Stored data entries
*** Begin section ***
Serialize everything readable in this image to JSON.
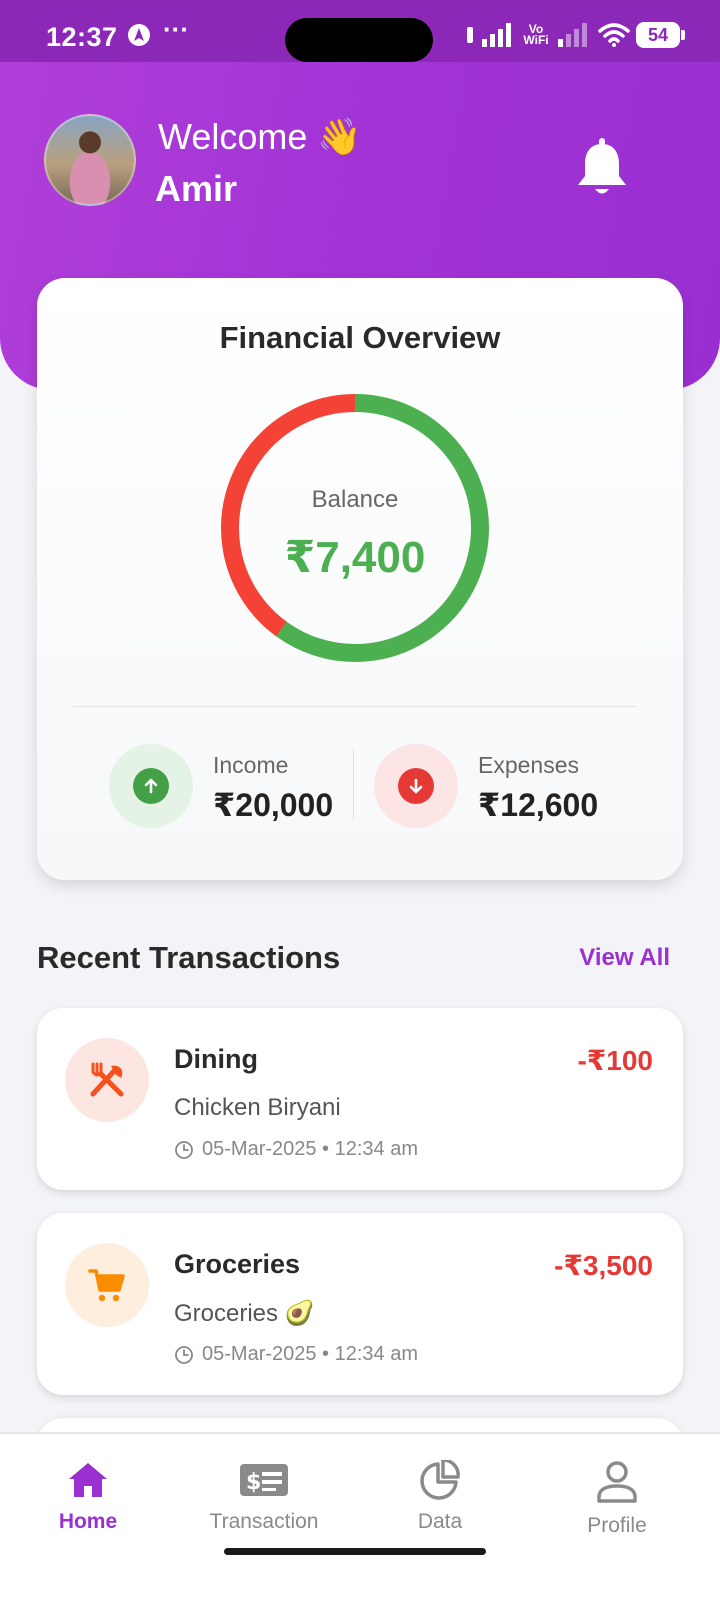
{
  "status_bar": {
    "time": "12:37",
    "more": "···",
    "wifi_label_top": "Vo",
    "wifi_label_bottom": "WiFi",
    "battery": "54"
  },
  "header": {
    "welcome": "Welcome 👋",
    "user_name": "Amir"
  },
  "overview": {
    "title": "Financial Overview",
    "balance_label": "Balance",
    "balance_value": "₹7,400",
    "income_label": "Income",
    "income_value": "₹20,000",
    "expenses_label": "Expenses",
    "expenses_value": "₹12,600",
    "income_fraction": 0.6,
    "expense_fraction": 0.4,
    "colors": {
      "income": "#4caf50",
      "expense": "#f44336"
    }
  },
  "recent": {
    "title": "Recent Transactions",
    "view_all": "View All",
    "transactions": [
      {
        "category": "Dining",
        "description": "Chicken Biryani",
        "timestamp": "05-Mar-2025 • 12:34 am",
        "amount": "-₹100",
        "icon": "fork-knife-icon"
      },
      {
        "category": "Groceries",
        "description": "Groceries 🥑",
        "timestamp": "05-Mar-2025 • 12:34 am",
        "amount": "-₹3,500",
        "icon": "shopping-cart-icon"
      }
    ]
  },
  "nav": {
    "active": "Home",
    "items": [
      {
        "label": "Home",
        "icon": "home-icon"
      },
      {
        "label": "Transaction",
        "icon": "money-list-icon"
      },
      {
        "label": "Data",
        "icon": "pie-chart-icon"
      },
      {
        "label": "Profile",
        "icon": "person-icon"
      }
    ]
  }
}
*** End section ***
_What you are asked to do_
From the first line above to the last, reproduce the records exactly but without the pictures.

_Result of the task_
Serialize everything readable in this image to JSON.
{
  "status_bar": {
    "time": "12:37",
    "more": "···",
    "wifi_label_top": "Vo",
    "wifi_label_bottom": "WiFi",
    "battery": "54"
  },
  "header": {
    "welcome": "Welcome 👋",
    "user_name": "Amir"
  },
  "overview": {
    "title": "Financial Overview",
    "balance_label": "Balance",
    "balance_value": "₹7,400",
    "income_label": "Income",
    "income_value": "₹20,000",
    "expenses_label": "Expenses",
    "expenses_value": "₹12,600",
    "income_fraction": 0.6,
    "expense_fraction": 0.4,
    "colors": {
      "income": "#4caf50",
      "expense": "#f44336"
    }
  },
  "recent": {
    "title": "Recent Transactions",
    "view_all": "View All",
    "transactions": [
      {
        "category": "Dining",
        "description": "Chicken Biryani",
        "timestamp": "05-Mar-2025 • 12:34 am",
        "amount": "-₹100",
        "icon": "fork-knife-icon"
      },
      {
        "category": "Groceries",
        "description": "Groceries 🥑",
        "timestamp": "05-Mar-2025 • 12:34 am",
        "amount": "-₹3,500",
        "icon": "shopping-cart-icon"
      }
    ]
  },
  "nav": {
    "active": "Home",
    "items": [
      {
        "label": "Home",
        "icon": "home-icon"
      },
      {
        "label": "Transaction",
        "icon": "money-list-icon"
      },
      {
        "label": "Data",
        "icon": "pie-chart-icon"
      },
      {
        "label": "Profile",
        "icon": "person-icon"
      }
    ]
  }
}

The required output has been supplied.